ASSIGNMENT:
Take the listing and print it in full, exactly as given.

EXERCISE INPUT:
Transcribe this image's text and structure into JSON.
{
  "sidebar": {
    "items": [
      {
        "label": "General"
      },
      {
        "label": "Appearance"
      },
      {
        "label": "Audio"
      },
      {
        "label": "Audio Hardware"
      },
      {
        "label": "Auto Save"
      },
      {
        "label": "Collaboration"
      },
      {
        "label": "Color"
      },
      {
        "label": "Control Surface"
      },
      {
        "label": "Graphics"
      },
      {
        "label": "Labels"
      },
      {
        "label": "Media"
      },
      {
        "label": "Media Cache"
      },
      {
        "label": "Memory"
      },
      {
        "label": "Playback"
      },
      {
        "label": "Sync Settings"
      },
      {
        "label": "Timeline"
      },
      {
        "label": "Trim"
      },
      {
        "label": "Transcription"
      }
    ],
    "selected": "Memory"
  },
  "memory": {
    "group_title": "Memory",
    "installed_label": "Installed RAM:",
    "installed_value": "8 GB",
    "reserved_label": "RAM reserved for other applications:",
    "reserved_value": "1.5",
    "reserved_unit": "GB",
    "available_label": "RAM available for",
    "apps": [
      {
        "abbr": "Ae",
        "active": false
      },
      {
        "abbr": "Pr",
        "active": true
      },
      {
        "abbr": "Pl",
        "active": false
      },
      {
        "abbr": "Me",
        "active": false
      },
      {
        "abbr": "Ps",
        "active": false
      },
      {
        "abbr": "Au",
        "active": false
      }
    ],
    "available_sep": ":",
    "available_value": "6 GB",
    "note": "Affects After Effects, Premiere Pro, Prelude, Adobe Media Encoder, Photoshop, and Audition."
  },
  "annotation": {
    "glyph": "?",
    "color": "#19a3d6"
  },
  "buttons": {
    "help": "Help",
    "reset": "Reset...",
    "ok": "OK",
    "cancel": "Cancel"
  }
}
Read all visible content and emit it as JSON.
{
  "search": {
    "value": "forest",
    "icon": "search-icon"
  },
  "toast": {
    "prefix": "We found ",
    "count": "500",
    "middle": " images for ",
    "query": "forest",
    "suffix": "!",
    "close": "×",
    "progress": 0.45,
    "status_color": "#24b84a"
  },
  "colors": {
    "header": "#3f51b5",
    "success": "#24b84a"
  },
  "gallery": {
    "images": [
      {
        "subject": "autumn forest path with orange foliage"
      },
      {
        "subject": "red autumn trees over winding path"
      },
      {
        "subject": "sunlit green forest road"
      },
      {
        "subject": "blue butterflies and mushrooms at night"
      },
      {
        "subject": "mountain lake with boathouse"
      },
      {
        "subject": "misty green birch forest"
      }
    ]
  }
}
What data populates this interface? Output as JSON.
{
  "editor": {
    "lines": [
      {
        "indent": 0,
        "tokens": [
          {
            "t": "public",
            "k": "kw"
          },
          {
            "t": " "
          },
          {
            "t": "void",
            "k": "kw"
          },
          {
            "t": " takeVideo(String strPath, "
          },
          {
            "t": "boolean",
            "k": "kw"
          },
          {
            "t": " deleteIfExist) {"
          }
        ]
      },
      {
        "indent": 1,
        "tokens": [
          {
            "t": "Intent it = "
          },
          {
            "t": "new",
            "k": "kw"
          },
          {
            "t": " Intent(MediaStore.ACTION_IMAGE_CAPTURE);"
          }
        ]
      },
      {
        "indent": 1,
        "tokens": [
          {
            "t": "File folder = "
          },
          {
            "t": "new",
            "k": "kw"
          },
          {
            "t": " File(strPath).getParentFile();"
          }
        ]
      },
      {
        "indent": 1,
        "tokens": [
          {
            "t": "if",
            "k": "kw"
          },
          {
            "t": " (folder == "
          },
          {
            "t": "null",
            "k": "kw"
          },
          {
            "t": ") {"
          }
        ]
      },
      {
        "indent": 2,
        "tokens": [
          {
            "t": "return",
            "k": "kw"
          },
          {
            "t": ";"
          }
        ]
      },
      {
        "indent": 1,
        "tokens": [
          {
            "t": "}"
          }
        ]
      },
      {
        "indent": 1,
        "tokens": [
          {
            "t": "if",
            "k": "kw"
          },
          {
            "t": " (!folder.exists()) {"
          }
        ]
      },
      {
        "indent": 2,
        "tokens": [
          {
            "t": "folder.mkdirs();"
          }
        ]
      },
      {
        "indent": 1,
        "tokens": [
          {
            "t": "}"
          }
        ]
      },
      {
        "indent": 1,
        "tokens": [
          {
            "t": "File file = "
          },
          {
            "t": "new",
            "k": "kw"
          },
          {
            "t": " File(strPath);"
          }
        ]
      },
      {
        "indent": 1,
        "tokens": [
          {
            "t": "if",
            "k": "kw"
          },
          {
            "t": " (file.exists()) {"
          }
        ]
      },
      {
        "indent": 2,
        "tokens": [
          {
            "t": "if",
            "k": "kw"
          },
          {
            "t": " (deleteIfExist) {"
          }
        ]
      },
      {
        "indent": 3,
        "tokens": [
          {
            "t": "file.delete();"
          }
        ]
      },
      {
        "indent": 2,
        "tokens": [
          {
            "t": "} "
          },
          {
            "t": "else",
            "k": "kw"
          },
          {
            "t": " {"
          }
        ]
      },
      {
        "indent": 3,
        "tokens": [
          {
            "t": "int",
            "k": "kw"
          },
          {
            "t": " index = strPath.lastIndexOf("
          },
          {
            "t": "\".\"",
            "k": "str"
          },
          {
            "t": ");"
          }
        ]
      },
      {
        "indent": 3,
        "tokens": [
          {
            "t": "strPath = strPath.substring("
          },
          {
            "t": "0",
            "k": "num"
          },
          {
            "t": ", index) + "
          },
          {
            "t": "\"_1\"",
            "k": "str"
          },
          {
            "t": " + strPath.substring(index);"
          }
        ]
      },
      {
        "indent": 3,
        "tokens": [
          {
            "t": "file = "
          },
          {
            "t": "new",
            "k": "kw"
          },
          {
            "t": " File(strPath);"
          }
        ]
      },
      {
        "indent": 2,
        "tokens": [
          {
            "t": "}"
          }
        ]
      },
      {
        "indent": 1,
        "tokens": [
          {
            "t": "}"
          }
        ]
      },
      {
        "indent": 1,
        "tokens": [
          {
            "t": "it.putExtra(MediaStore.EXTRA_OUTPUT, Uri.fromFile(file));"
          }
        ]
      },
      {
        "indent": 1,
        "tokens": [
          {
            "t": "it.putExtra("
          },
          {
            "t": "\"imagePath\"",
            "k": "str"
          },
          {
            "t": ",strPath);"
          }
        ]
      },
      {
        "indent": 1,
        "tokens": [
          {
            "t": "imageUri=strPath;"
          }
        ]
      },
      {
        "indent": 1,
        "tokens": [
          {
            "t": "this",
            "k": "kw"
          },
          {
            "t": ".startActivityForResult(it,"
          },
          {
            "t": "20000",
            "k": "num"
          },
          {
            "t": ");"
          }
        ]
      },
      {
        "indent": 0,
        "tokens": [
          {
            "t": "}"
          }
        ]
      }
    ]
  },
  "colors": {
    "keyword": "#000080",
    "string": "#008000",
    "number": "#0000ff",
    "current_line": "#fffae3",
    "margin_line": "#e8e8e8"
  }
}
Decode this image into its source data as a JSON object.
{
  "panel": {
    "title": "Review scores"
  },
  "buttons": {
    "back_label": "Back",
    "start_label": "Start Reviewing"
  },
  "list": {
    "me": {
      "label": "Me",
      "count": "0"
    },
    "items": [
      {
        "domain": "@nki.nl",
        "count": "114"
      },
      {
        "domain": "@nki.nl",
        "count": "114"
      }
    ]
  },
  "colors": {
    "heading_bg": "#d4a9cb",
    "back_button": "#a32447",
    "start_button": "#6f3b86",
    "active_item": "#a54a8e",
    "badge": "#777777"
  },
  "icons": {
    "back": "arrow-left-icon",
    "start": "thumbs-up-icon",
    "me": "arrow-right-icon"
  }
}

PROBLEM SOLUTION:
Transcribe this image's text and structure into JSON.
{
  "sidebar": {
    "items": [
      {
        "label": "General"
      },
      {
        "label": "Appearance"
      },
      {
        "label": "Audio"
      },
      {
        "label": "Audio Hardware"
      },
      {
        "label": "Auto Save"
      },
      {
        "label": "Collaboration"
      },
      {
        "label": "Color"
      },
      {
        "label": "Control Surface"
      },
      {
        "label": "Graphics"
      },
      {
        "label": "Labels"
      },
      {
        "label": "Media"
      },
      {
        "label": "Media Cache"
      },
      {
        "label": "Memory"
      },
      {
        "label": "Playback"
      },
      {
        "label": "Sync Settings"
      },
      {
        "label": "Timeline"
      },
      {
        "label": "Trim"
      },
      {
        "label": "Transcription"
      }
    ],
    "selected": "Memory"
  },
  "memory": {
    "group_title": "Memory",
    "installed_label": "Installed RAM:",
    "installed_value": "8 GB",
    "reserved_label": "RAM reserved for other applications:",
    "reserved_value": "1.5",
    "reserved_unit": "GB",
    "available_label": "RAM available for",
    "apps": [
      {
        "abbr": "Ae",
        "active": false
      },
      {
        "abbr": "Pr",
        "active": true
      },
      {
        "abbr": "Pl",
        "active": false
      },
      {
        "abbr": "Me",
        "active": false
      },
      {
        "abbr": "Ps",
        "active": false
      },
      {
        "abbr": "Au",
        "active": false
      }
    ],
    "available_sep": ":",
    "available_value": "6 GB",
    "note": "Affects After Effects, Premiere Pro, Prelude, Adobe Media Encoder, Photoshop, and Audition."
  },
  "annotation": {
    "glyph": "?",
    "color": "#19a3d6"
  },
  "buttons": {
    "help": "Help",
    "reset": "Reset...",
    "ok": "OK",
    "cancel": "Cancel"
  }
}
Read all visible content and emit it as JSON.
{
  "search": {
    "value": "forest",
    "icon": "search-icon"
  },
  "toast": {
    "prefix": "We found ",
    "count": "500",
    "middle": " images for ",
    "query": "forest",
    "suffix": "!",
    "close": "×",
    "progress": 0.45,
    "status_color": "#24b84a"
  },
  "colors": {
    "header": "#3f51b5",
    "success": "#24b84a"
  },
  "gallery": {
    "images": [
      {
        "subject": "autumn forest path with orange foliage"
      },
      {
        "subject": "red autumn trees over winding path"
      },
      {
        "subject": "sunlit green forest road"
      },
      {
        "subject": "blue butterflies and mushrooms at night"
      },
      {
        "subject": "mountain lake with boathouse"
      },
      {
        "subject": "misty green birch forest"
      }
    ]
  }
}
What data populates this interface? Output as JSON.
{
  "editor": {
    "lines": [
      {
        "indent": 0,
        "tokens": [
          {
            "t": "public",
            "k": "kw"
          },
          {
            "t": " "
          },
          {
            "t": "void",
            "k": "kw"
          },
          {
            "t": " takeVideo(String strPath, "
          },
          {
            "t": "boolean",
            "k": "kw"
          },
          {
            "t": " deleteIfExist) {"
          }
        ]
      },
      {
        "indent": 1,
        "tokens": [
          {
            "t": "Intent it = "
          },
          {
            "t": "new",
            "k": "kw"
          },
          {
            "t": " Intent(MediaStore.ACTION_IMAGE_CAPTURE);"
          }
        ]
      },
      {
        "indent": 1,
        "tokens": [
          {
            "t": "File folder = "
          },
          {
            "t": "new",
            "k": "kw"
          },
          {
            "t": " File(strPath).getParentFile();"
          }
        ]
      },
      {
        "indent": 1,
        "tokens": [
          {
            "t": "if",
            "k": "kw"
          },
          {
            "t": " (folder == "
          },
          {
            "t": "null",
            "k": "kw"
          },
          {
            "t": ") {"
          }
        ]
      },
      {
        "indent": 2,
        "tokens": [
          {
            "t": "return",
            "k": "kw"
          },
          {
            "t": ";"
          }
        ]
      },
      {
        "indent": 1,
        "tokens": [
          {
            "t": "}"
          }
        ]
      },
      {
        "indent": 1,
        "tokens": [
          {
            "t": "if",
            "k": "kw"
          },
          {
            "t": " (!folder.exists()) {"
          }
        ]
      },
      {
        "indent": 2,
        "tokens": [
          {
            "t": "folder.mkdirs();"
          }
        ]
      },
      {
        "indent": 1,
        "tokens": [
          {
            "t": "}"
          }
        ]
      },
      {
        "indent": 1,
        "tokens": [
          {
            "t": "File file = "
          },
          {
            "t": "new",
            "k": "kw"
          },
          {
            "t": " File(strPath);"
          }
        ]
      },
      {
        "indent": 1,
        "tokens": [
          {
            "t": "if",
            "k": "kw"
          },
          {
            "t": " (file.exists()) {"
          }
        ]
      },
      {
        "indent": 2,
        "tokens": [
          {
            "t": "if",
            "k": "kw"
          },
          {
            "t": " (deleteIfExist) {"
          }
        ]
      },
      {
        "indent": 3,
        "tokens": [
          {
            "t": "file.delete();"
          }
        ]
      },
      {
        "indent": 2,
        "tokens": [
          {
            "t": "} "
          },
          {
            "t": "else",
            "k": "kw"
          },
          {
            "t": " {"
          }
        ]
      },
      {
        "indent": 3,
        "tokens": [
          {
            "t": "int",
            "k": "kw"
          },
          {
            "t": " index = strPath.lastIndexOf("
          },
          {
            "t": "\".\"",
            "k": "str"
          },
          {
            "t": ");"
          }
        ]
      },
      {
        "indent": 3,
        "tokens": [
          {
            "t": "strPath = strPath.substring("
          },
          {
            "t": "0",
            "k": "num"
          },
          {
            "t": ", index) + "
          },
          {
            "t": "\"_1\"",
            "k": "str"
          },
          {
            "t": " + strPath.substring(index);"
          }
        ]
      },
      {
        "indent": 3,
        "tokens": [
          {
            "t": "file = "
          },
          {
            "t": "new",
            "k": "kw"
          },
          {
            "t": " File(strPath);"
          }
        ]
      },
      {
        "indent": 2,
        "tokens": [
          {
            "t": "}"
          }
        ]
      },
      {
        "indent": 1,
        "tokens": [
          {
            "t": "}"
          }
        ]
      },
      {
        "indent": 1,
        "tokens": [
          {
            "t": "it.putExtra(MediaStore.EXTRA_OUTPUT, Uri.fromFile(file));"
          }
        ]
      },
      {
        "indent": 1,
        "tokens": [
          {
            "t": "it.putExtra("
          },
          {
            "t": "\"imagePath\"",
            "k": "str"
          },
          {
            "t": ",strPath);"
          }
        ]
      },
      {
        "indent": 1,
        "tokens": [
          {
            "t": "imageUri=strPath;"
          }
        ]
      },
      {
        "indent": 1,
        "tokens": [
          {
            "t": "this",
            "k": "kw"
          },
          {
            "t": ".startActivityForResult(it,"
          },
          {
            "t": "20000",
            "k": "num"
          },
          {
            "t": ");"
          }
        ]
      },
      {
        "indent": 0,
        "tokens": [
          {
            "t": "}"
          }
        ]
      }
    ]
  },
  "colors": {
    "keyword": "#000080",
    "string": "#008000",
    "number": "#0000ff",
    "current_line": "#fffae3",
    "margin_line": "#e8e8e8"
  }
}
Decode this image into its source data as a JSON object.
{
  "panel": {
    "title": "Review scores"
  },
  "buttons": {
    "back_label": "Back",
    "start_label": "Start Reviewing"
  },
  "list": {
    "me": {
      "label": "Me",
      "count": "0"
    },
    "items": [
      {
        "domain": "@nki.nl",
        "count": "114"
      },
      {
        "domain": "@nki.nl",
        "count": "114"
      }
    ]
  },
  "colors": {
    "heading_bg": "#d4a9cb",
    "back_button": "#a32447",
    "start_button": "#6f3b86",
    "active_item": "#a54a8e",
    "badge": "#777777"
  },
  "icons": {
    "back": "arrow-left-icon",
    "start": "thumbs-up-icon",
    "me": "arrow-right-icon"
  }
}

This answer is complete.